WORK TASK
Your response should consist of the full data, set down exactly.

PROVIDED ENTRIES

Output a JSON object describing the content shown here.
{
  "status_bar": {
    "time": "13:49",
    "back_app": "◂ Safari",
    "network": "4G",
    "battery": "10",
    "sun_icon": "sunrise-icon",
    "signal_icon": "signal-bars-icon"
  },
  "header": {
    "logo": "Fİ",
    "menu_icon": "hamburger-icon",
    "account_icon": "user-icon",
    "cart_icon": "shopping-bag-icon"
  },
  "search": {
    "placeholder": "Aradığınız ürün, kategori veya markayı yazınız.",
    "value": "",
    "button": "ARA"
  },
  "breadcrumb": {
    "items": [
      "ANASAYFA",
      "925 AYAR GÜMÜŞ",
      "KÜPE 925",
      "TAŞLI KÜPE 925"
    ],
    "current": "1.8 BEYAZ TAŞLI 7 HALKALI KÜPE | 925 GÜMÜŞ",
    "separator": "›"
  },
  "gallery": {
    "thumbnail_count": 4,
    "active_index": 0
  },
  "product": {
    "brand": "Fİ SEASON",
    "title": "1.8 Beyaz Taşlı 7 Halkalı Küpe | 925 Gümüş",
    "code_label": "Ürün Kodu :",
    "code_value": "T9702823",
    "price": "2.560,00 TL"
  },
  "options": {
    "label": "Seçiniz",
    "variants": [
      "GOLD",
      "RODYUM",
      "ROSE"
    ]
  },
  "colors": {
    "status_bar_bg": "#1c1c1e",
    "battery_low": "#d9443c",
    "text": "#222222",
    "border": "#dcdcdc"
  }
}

TASK RESPONSE
Output a JSON object describing the content shown here.
{
  "status_bar": {
    "time": "13:49",
    "back_app": "◂ Safari",
    "network": "4G",
    "battery": "10",
    "sun_icon": "sunrise-icon",
    "signal_icon": "signal-bars-icon"
  },
  "header": {
    "logo": "Fİ",
    "menu_icon": "hamburger-icon",
    "account_icon": "user-icon",
    "cart_icon": "shopping-bag-icon"
  },
  "search": {
    "placeholder": "Aradığınız ürün, kategori veya markayı yazınız.",
    "value": "",
    "button": "ARA"
  },
  "breadcrumb": {
    "items": [
      "ANASAYFA",
      "925 AYAR GÜMÜŞ",
      "KÜPE 925",
      "TAŞLI KÜPE 925"
    ],
    "current": "1.8 BEYAZ TAŞLI 7 HALKALI KÜPE | 925 GÜMÜŞ",
    "separator": "›"
  },
  "gallery": {
    "thumbnail_count": 4,
    "active_index": 0
  },
  "product": {
    "brand": "Fİ SEASON",
    "title": "1.8 Beyaz Taşlı 7 Halkalı Küpe | 925 Gümüş",
    "code_label": "Ürün Kodu :",
    "code_value": "T9702823",
    "price": "2.560,00 TL"
  },
  "options": {
    "label": "Seçiniz",
    "variants": [
      "GOLD",
      "RODYUM",
      "ROSE"
    ]
  },
  "colors": {
    "status_bar_bg": "#1c1c1e",
    "battery_low": "#d9443c",
    "text": "#222222",
    "border": "#dcdcdc"
  }
}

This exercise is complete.